#### WHAT TO PRODUCE:
This exercise calls for every record to be returned exactly, with pictures removed.

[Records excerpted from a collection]

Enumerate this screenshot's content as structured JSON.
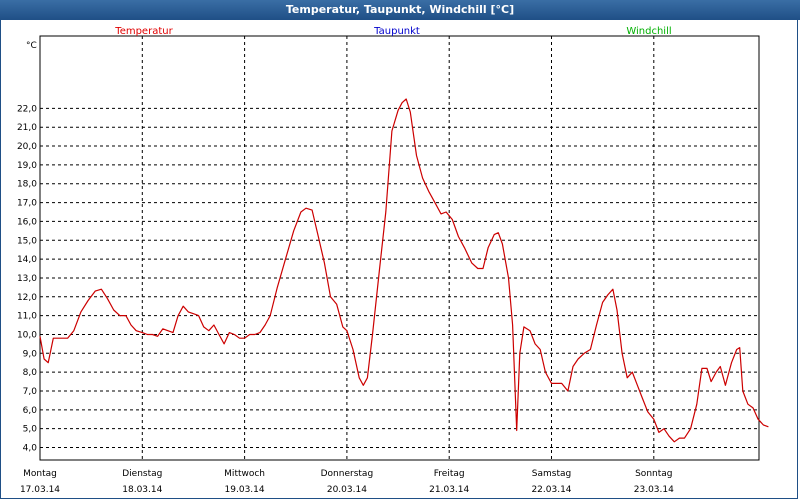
{
  "window": {
    "title": "Temperatur, Taupunkt, Windchill [°C]"
  },
  "chart_data": {
    "type": "line",
    "title": "Temperatur, Taupunkt, Windchill [°C]",
    "ylabel": "°C",
    "ylim": [
      3.5,
      23.5
    ],
    "yticks": [
      4.0,
      5.0,
      6.0,
      7.0,
      8.0,
      9.0,
      10.0,
      11.0,
      12.0,
      13.0,
      14.0,
      15.0,
      16.0,
      17.0,
      18.0,
      19.0,
      20.0,
      21.0,
      22.0
    ],
    "ytick_labels": [
      "4,0",
      "5,0",
      "6,0",
      "7,0",
      "8,0",
      "9,0",
      "10,0",
      "11,0",
      "12,0",
      "13,0",
      "14,0",
      "15,0",
      "16,0",
      "17,0",
      "18,0",
      "19,0",
      "20,0",
      "21,0",
      "22,0"
    ],
    "xlim": [
      0,
      7
    ],
    "x_unit": "days from Montag 17.03.14 00:00",
    "grid": true,
    "day_labels": [
      {
        "day": "Montag",
        "date": "17.03.14"
      },
      {
        "day": "Dienstag",
        "date": "18.03.14"
      },
      {
        "day": "Mittwoch",
        "date": "19.03.14"
      },
      {
        "day": "Donnerstag",
        "date": "20.03.14"
      },
      {
        "day": "Freitag",
        "date": "21.03.14"
      },
      {
        "day": "Samstag",
        "date": "22.03.14"
      },
      {
        "day": "Sonntag",
        "date": "23.03.14"
      }
    ],
    "legend": [
      {
        "name": "Temperatur",
        "color": "#e00000"
      },
      {
        "name": "Taupunkt",
        "color": "#0000cc"
      },
      {
        "name": "Windchill",
        "color": "#00b000"
      }
    ],
    "series": [
      {
        "name": "Temperatur",
        "color": "#cc0000",
        "points": [
          [
            0.0,
            9.9
          ],
          [
            0.04,
            8.7
          ],
          [
            0.08,
            8.5
          ],
          [
            0.13,
            9.8
          ],
          [
            0.2,
            9.8
          ],
          [
            0.27,
            9.8
          ],
          [
            0.33,
            10.2
          ],
          [
            0.4,
            11.2
          ],
          [
            0.47,
            11.8
          ],
          [
            0.54,
            12.3
          ],
          [
            0.6,
            12.4
          ],
          [
            0.66,
            11.9
          ],
          [
            0.72,
            11.3
          ],
          [
            0.78,
            11.0
          ],
          [
            0.84,
            11.0
          ],
          [
            0.89,
            10.5
          ],
          [
            0.94,
            10.2
          ],
          [
            1.0,
            10.1
          ],
          [
            1.05,
            10.0
          ],
          [
            1.1,
            10.0
          ],
          [
            1.15,
            9.9
          ],
          [
            1.2,
            10.3
          ],
          [
            1.25,
            10.2
          ],
          [
            1.3,
            10.1
          ],
          [
            1.35,
            11.0
          ],
          [
            1.4,
            11.5
          ],
          [
            1.45,
            11.2
          ],
          [
            1.5,
            11.1
          ],
          [
            1.55,
            11.0
          ],
          [
            1.6,
            10.4
          ],
          [
            1.65,
            10.2
          ],
          [
            1.7,
            10.5
          ],
          [
            1.75,
            10.0
          ],
          [
            1.8,
            9.5
          ],
          [
            1.85,
            10.1
          ],
          [
            1.9,
            10.0
          ],
          [
            1.95,
            9.8
          ],
          [
            2.0,
            9.8
          ],
          [
            2.05,
            10.0
          ],
          [
            2.1,
            10.0
          ],
          [
            2.15,
            10.1
          ],
          [
            2.2,
            10.5
          ],
          [
            2.25,
            11.0
          ],
          [
            2.32,
            12.5
          ],
          [
            2.4,
            14.0
          ],
          [
            2.48,
            15.5
          ],
          [
            2.55,
            16.5
          ],
          [
            2.6,
            16.7
          ],
          [
            2.66,
            16.6
          ],
          [
            2.72,
            15.2
          ],
          [
            2.78,
            13.8
          ],
          [
            2.84,
            12.0
          ],
          [
            2.9,
            11.6
          ],
          [
            2.96,
            10.4
          ],
          [
            3.0,
            10.2
          ],
          [
            3.06,
            9.2
          ],
          [
            3.12,
            7.7
          ],
          [
            3.16,
            7.3
          ],
          [
            3.2,
            7.7
          ],
          [
            3.25,
            10.0
          ],
          [
            3.32,
            13.5
          ],
          [
            3.38,
            16.5
          ],
          [
            3.44,
            20.8
          ],
          [
            3.5,
            21.9
          ],
          [
            3.54,
            22.3
          ],
          [
            3.58,
            22.5
          ],
          [
            3.62,
            21.8
          ],
          [
            3.68,
            19.5
          ],
          [
            3.74,
            18.3
          ],
          [
            3.8,
            17.6
          ],
          [
            3.86,
            17.0
          ],
          [
            3.92,
            16.4
          ],
          [
            3.97,
            16.5
          ],
          [
            4.03,
            16.1
          ],
          [
            4.09,
            15.2
          ],
          [
            4.15,
            14.6
          ],
          [
            4.22,
            13.8
          ],
          [
            4.28,
            13.5
          ],
          [
            4.33,
            13.5
          ],
          [
            4.38,
            14.6
          ],
          [
            4.44,
            15.3
          ],
          [
            4.48,
            15.4
          ],
          [
            4.52,
            14.8
          ],
          [
            4.58,
            13.0
          ],
          [
            4.62,
            10.5
          ],
          [
            4.66,
            4.9
          ],
          [
            4.69,
            9.0
          ],
          [
            4.73,
            10.4
          ],
          [
            4.79,
            10.2
          ],
          [
            4.84,
            9.5
          ],
          [
            4.89,
            9.2
          ],
          [
            4.94,
            8.0
          ],
          [
            5.0,
            7.4
          ],
          [
            5.05,
            7.4
          ],
          [
            5.1,
            7.4
          ],
          [
            5.16,
            7.0
          ],
          [
            5.21,
            8.3
          ],
          [
            5.26,
            8.7
          ],
          [
            5.32,
            9.0
          ],
          [
            5.38,
            9.2
          ],
          [
            5.44,
            10.5
          ],
          [
            5.5,
            11.7
          ],
          [
            5.55,
            12.1
          ],
          [
            5.6,
            12.4
          ],
          [
            5.64,
            11.3
          ],
          [
            5.69,
            9.0
          ],
          [
            5.74,
            7.7
          ],
          [
            5.79,
            8.0
          ],
          [
            5.84,
            7.3
          ],
          [
            5.89,
            6.6
          ],
          [
            5.94,
            5.9
          ],
          [
            6.0,
            5.5
          ],
          [
            6.05,
            4.8
          ],
          [
            6.1,
            5.0
          ],
          [
            6.15,
            4.6
          ],
          [
            6.2,
            4.3
          ],
          [
            6.25,
            4.5
          ],
          [
            6.3,
            4.5
          ],
          [
            6.36,
            5.0
          ],
          [
            6.42,
            6.3
          ],
          [
            6.47,
            8.2
          ],
          [
            6.52,
            8.2
          ],
          [
            6.56,
            7.5
          ],
          [
            6.61,
            8.0
          ],
          [
            6.65,
            8.3
          ],
          [
            6.7,
            7.3
          ],
          [
            6.76,
            8.5
          ],
          [
            6.81,
            9.2
          ],
          [
            6.84,
            9.3
          ],
          [
            6.87,
            7.0
          ],
          [
            6.92,
            6.3
          ],
          [
            6.97,
            6.1
          ],
          [
            7.02,
            5.5
          ],
          [
            7.07,
            5.2
          ],
          [
            7.12,
            5.1
          ]
        ]
      }
    ]
  }
}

#### RESULT BELOW:
Enumerate this screenshot's content as structured JSON.
{
  "window": {
    "title": "Temperatur, Taupunkt, Windchill [°C]"
  },
  "chart_data": {
    "type": "line",
    "title": "Temperatur, Taupunkt, Windchill [°C]",
    "ylabel": "°C",
    "ylim": [
      3.5,
      23.5
    ],
    "yticks": [
      4.0,
      5.0,
      6.0,
      7.0,
      8.0,
      9.0,
      10.0,
      11.0,
      12.0,
      13.0,
      14.0,
      15.0,
      16.0,
      17.0,
      18.0,
      19.0,
      20.0,
      21.0,
      22.0
    ],
    "ytick_labels": [
      "4,0",
      "5,0",
      "6,0",
      "7,0",
      "8,0",
      "9,0",
      "10,0",
      "11,0",
      "12,0",
      "13,0",
      "14,0",
      "15,0",
      "16,0",
      "17,0",
      "18,0",
      "19,0",
      "20,0",
      "21,0",
      "22,0"
    ],
    "xlim": [
      0,
      7
    ],
    "x_unit": "days from Montag 17.03.14 00:00",
    "grid": true,
    "day_labels": [
      {
        "day": "Montag",
        "date": "17.03.14"
      },
      {
        "day": "Dienstag",
        "date": "18.03.14"
      },
      {
        "day": "Mittwoch",
        "date": "19.03.14"
      },
      {
        "day": "Donnerstag",
        "date": "20.03.14"
      },
      {
        "day": "Freitag",
        "date": "21.03.14"
      },
      {
        "day": "Samstag",
        "date": "22.03.14"
      },
      {
        "day": "Sonntag",
        "date": "23.03.14"
      }
    ],
    "legend": [
      {
        "name": "Temperatur",
        "color": "#e00000"
      },
      {
        "name": "Taupunkt",
        "color": "#0000cc"
      },
      {
        "name": "Windchill",
        "color": "#00b000"
      }
    ],
    "series": [
      {
        "name": "Temperatur",
        "color": "#cc0000",
        "points": [
          [
            0.0,
            9.9
          ],
          [
            0.04,
            8.7
          ],
          [
            0.08,
            8.5
          ],
          [
            0.13,
            9.8
          ],
          [
            0.2,
            9.8
          ],
          [
            0.27,
            9.8
          ],
          [
            0.33,
            10.2
          ],
          [
            0.4,
            11.2
          ],
          [
            0.47,
            11.8
          ],
          [
            0.54,
            12.3
          ],
          [
            0.6,
            12.4
          ],
          [
            0.66,
            11.9
          ],
          [
            0.72,
            11.3
          ],
          [
            0.78,
            11.0
          ],
          [
            0.84,
            11.0
          ],
          [
            0.89,
            10.5
          ],
          [
            0.94,
            10.2
          ],
          [
            1.0,
            10.1
          ],
          [
            1.05,
            10.0
          ],
          [
            1.1,
            10.0
          ],
          [
            1.15,
            9.9
          ],
          [
            1.2,
            10.3
          ],
          [
            1.25,
            10.2
          ],
          [
            1.3,
            10.1
          ],
          [
            1.35,
            11.0
          ],
          [
            1.4,
            11.5
          ],
          [
            1.45,
            11.2
          ],
          [
            1.5,
            11.1
          ],
          [
            1.55,
            11.0
          ],
          [
            1.6,
            10.4
          ],
          [
            1.65,
            10.2
          ],
          [
            1.7,
            10.5
          ],
          [
            1.75,
            10.0
          ],
          [
            1.8,
            9.5
          ],
          [
            1.85,
            10.1
          ],
          [
            1.9,
            10.0
          ],
          [
            1.95,
            9.8
          ],
          [
            2.0,
            9.8
          ],
          [
            2.05,
            10.0
          ],
          [
            2.1,
            10.0
          ],
          [
            2.15,
            10.1
          ],
          [
            2.2,
            10.5
          ],
          [
            2.25,
            11.0
          ],
          [
            2.32,
            12.5
          ],
          [
            2.4,
            14.0
          ],
          [
            2.48,
            15.5
          ],
          [
            2.55,
            16.5
          ],
          [
            2.6,
            16.7
          ],
          [
            2.66,
            16.6
          ],
          [
            2.72,
            15.2
          ],
          [
            2.78,
            13.8
          ],
          [
            2.84,
            12.0
          ],
          [
            2.9,
            11.6
          ],
          [
            2.96,
            10.4
          ],
          [
            3.0,
            10.2
          ],
          [
            3.06,
            9.2
          ],
          [
            3.12,
            7.7
          ],
          [
            3.16,
            7.3
          ],
          [
            3.2,
            7.7
          ],
          [
            3.25,
            10.0
          ],
          [
            3.32,
            13.5
          ],
          [
            3.38,
            16.5
          ],
          [
            3.44,
            20.8
          ],
          [
            3.5,
            21.9
          ],
          [
            3.54,
            22.3
          ],
          [
            3.58,
            22.5
          ],
          [
            3.62,
            21.8
          ],
          [
            3.68,
            19.5
          ],
          [
            3.74,
            18.3
          ],
          [
            3.8,
            17.6
          ],
          [
            3.86,
            17.0
          ],
          [
            3.92,
            16.4
          ],
          [
            3.97,
            16.5
          ],
          [
            4.03,
            16.1
          ],
          [
            4.09,
            15.2
          ],
          [
            4.15,
            14.6
          ],
          [
            4.22,
            13.8
          ],
          [
            4.28,
            13.5
          ],
          [
            4.33,
            13.5
          ],
          [
            4.38,
            14.6
          ],
          [
            4.44,
            15.3
          ],
          [
            4.48,
            15.4
          ],
          [
            4.52,
            14.8
          ],
          [
            4.58,
            13.0
          ],
          [
            4.62,
            10.5
          ],
          [
            4.66,
            4.9
          ],
          [
            4.69,
            9.0
          ],
          [
            4.73,
            10.4
          ],
          [
            4.79,
            10.2
          ],
          [
            4.84,
            9.5
          ],
          [
            4.89,
            9.2
          ],
          [
            4.94,
            8.0
          ],
          [
            5.0,
            7.4
          ],
          [
            5.05,
            7.4
          ],
          [
            5.1,
            7.4
          ],
          [
            5.16,
            7.0
          ],
          [
            5.21,
            8.3
          ],
          [
            5.26,
            8.7
          ],
          [
            5.32,
            9.0
          ],
          [
            5.38,
            9.2
          ],
          [
            5.44,
            10.5
          ],
          [
            5.5,
            11.7
          ],
          [
            5.55,
            12.1
          ],
          [
            5.6,
            12.4
          ],
          [
            5.64,
            11.3
          ],
          [
            5.69,
            9.0
          ],
          [
            5.74,
            7.7
          ],
          [
            5.79,
            8.0
          ],
          [
            5.84,
            7.3
          ],
          [
            5.89,
            6.6
          ],
          [
            5.94,
            5.9
          ],
          [
            6.0,
            5.5
          ],
          [
            6.05,
            4.8
          ],
          [
            6.1,
            5.0
          ],
          [
            6.15,
            4.6
          ],
          [
            6.2,
            4.3
          ],
          [
            6.25,
            4.5
          ],
          [
            6.3,
            4.5
          ],
          [
            6.36,
            5.0
          ],
          [
            6.42,
            6.3
          ],
          [
            6.47,
            8.2
          ],
          [
            6.52,
            8.2
          ],
          [
            6.56,
            7.5
          ],
          [
            6.61,
            8.0
          ],
          [
            6.65,
            8.3
          ],
          [
            6.7,
            7.3
          ],
          [
            6.76,
            8.5
          ],
          [
            6.81,
            9.2
          ],
          [
            6.84,
            9.3
          ],
          [
            6.87,
            7.0
          ],
          [
            6.92,
            6.3
          ],
          [
            6.97,
            6.1
          ],
          [
            7.02,
            5.5
          ],
          [
            7.07,
            5.2
          ],
          [
            7.12,
            5.1
          ]
        ]
      }
    ]
  }
}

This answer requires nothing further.